In 1999, Ford Motor Company added a Harley-Davidson edition to the Ford F-Series F-150 line, complete with the Harley-Davidson logo. This truck was an extended-cab for model year 1999. In 2000, Ford changed the truck to a crew cab and in 2002 added a super-charged engine (5.4L) which continued until 2003. In 2004, the Ford / Harley was changed to a Super-Duty, which continues through 2006. Ford will again produced a Harley-Davidson Edition F-150 for their 2006 model-year, as well.
Harley riders also frequent certain regularly-held events:
- Sturgis Motorcycle Rally - Held at the beginning of August each year in Sturgis, South Dakota, 514,951 attended in 2004.

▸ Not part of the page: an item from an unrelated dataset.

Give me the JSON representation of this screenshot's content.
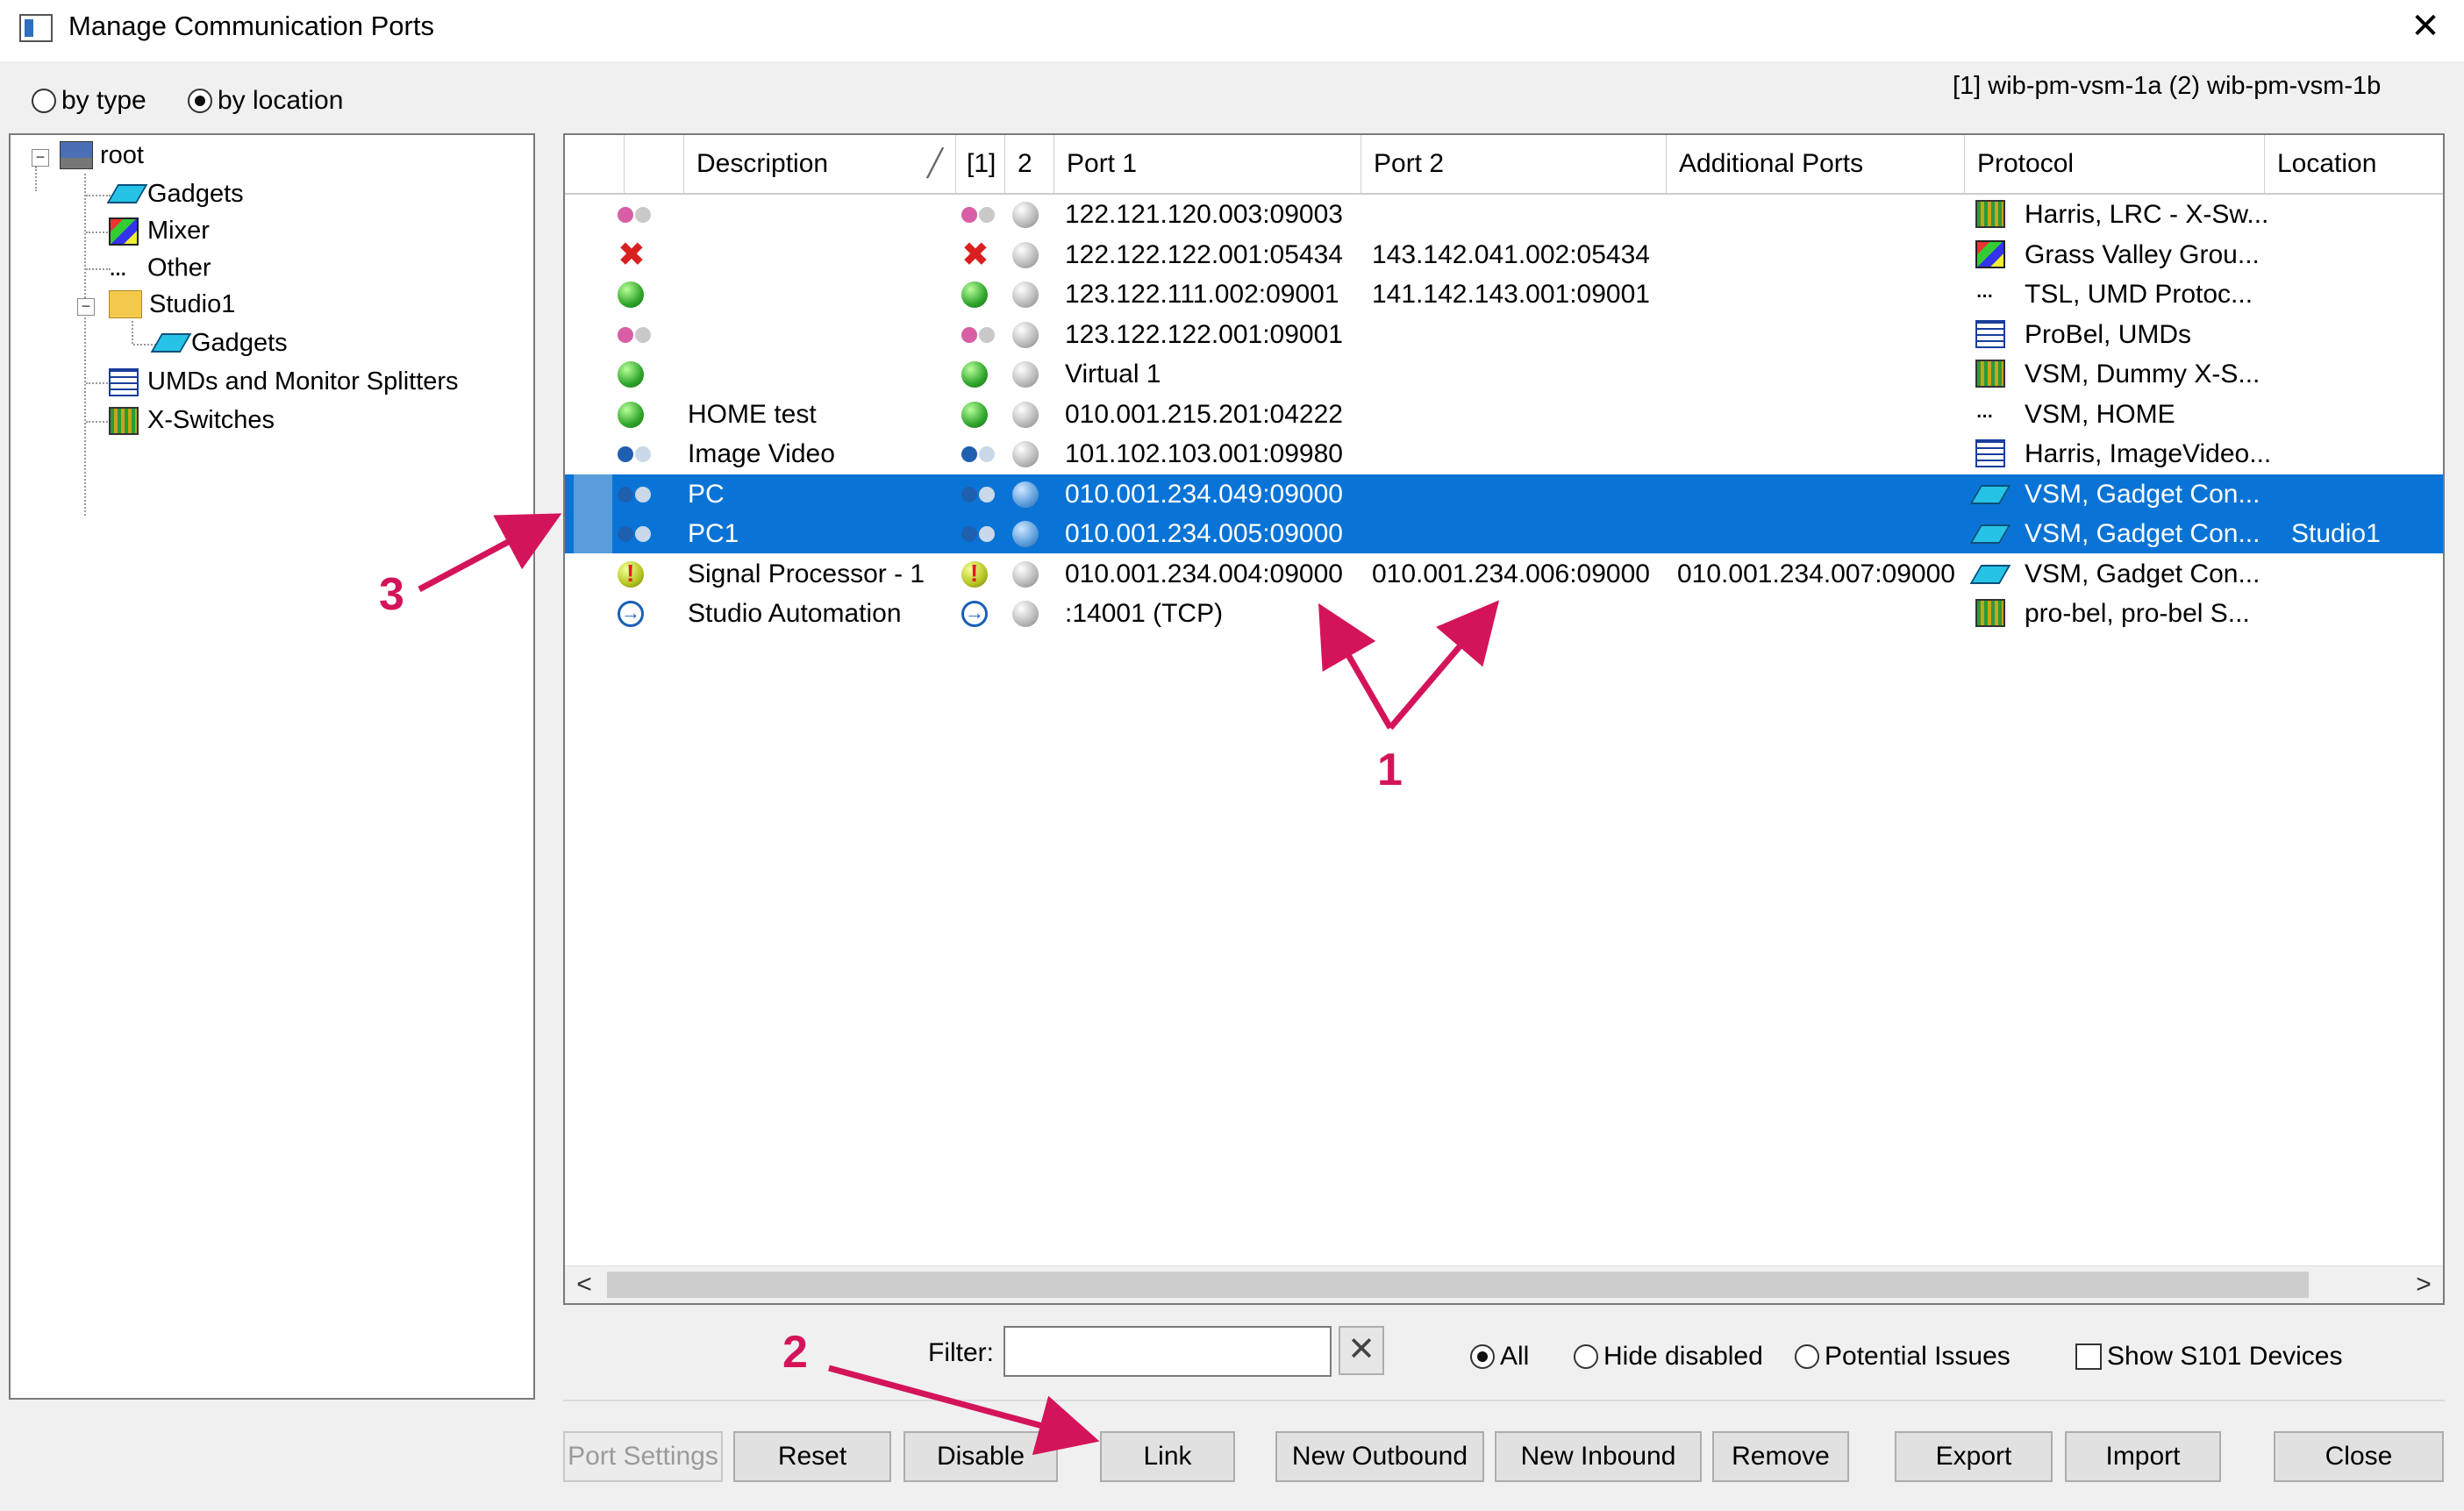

- Laconia Motorcycle Week - Held since the first Loudon classic race started 1923. Located in Laconia, New Hampshire.
- Daytona Beach Bike Week - Held since 1937 in Daytona Beach, Florida.
- Republic of Texas Biker Rally - A popular event in Austin, Texas held every June.
- Myrtle Beach Bike Week - A spring and fall rally in Myrtle Beach, South Carolina Click on link here.
- Rolling Thunder - An annual rally in Washington, D.C. to raise awareness of veteran issues (specifically POW/MIA soldiers).
Harley Owners Group
Harley-Davidson established the Harley Owners Group (HOG) in 1983 in response to a growing desire by Harley riders for an organized way to share their passion and show their pride. By 1985, 49 local chapters had sprouted around the country, with a total membership of 60,000.
Rapid growth continued into the 1990s, and in 1991 HOG officially went international, with the first official European HOG Rally in Cheltenham, England. Worldwide membership numbered 151,600, with 685 local chapters.
As the '90s continued, HOG spread into Asia, including new chapters in Singapore and Kuala Lumpur, Malaysia. By 1999, worldwide membership had hit the half-million mark, and the number of local chapters totaled 1,157. Today, more than 800,000 members make HOG the largest factory-sponsored motorcycle organization in the world, and it shows no signs of slowing down.
Harley-Davidson motorcycles has long been associated with the sub-cultures of the:
- The First Motorcycle, from a fan's ad-supported website
- Wagner, Herbert, 2003. At the Creation: Myth, Reality, and the Origin of the Harley-Davidson Motorcycle, 1901-1909 (Wisconsin Historical Society Press, 228 pp.)
- Bach, Sharon and Ken Ostermann, eds. 1993. The Legend Begins: Harley-Davidson Motorcycles, 1903-1969 (Harley-Davidson, Inc., 227 pp.)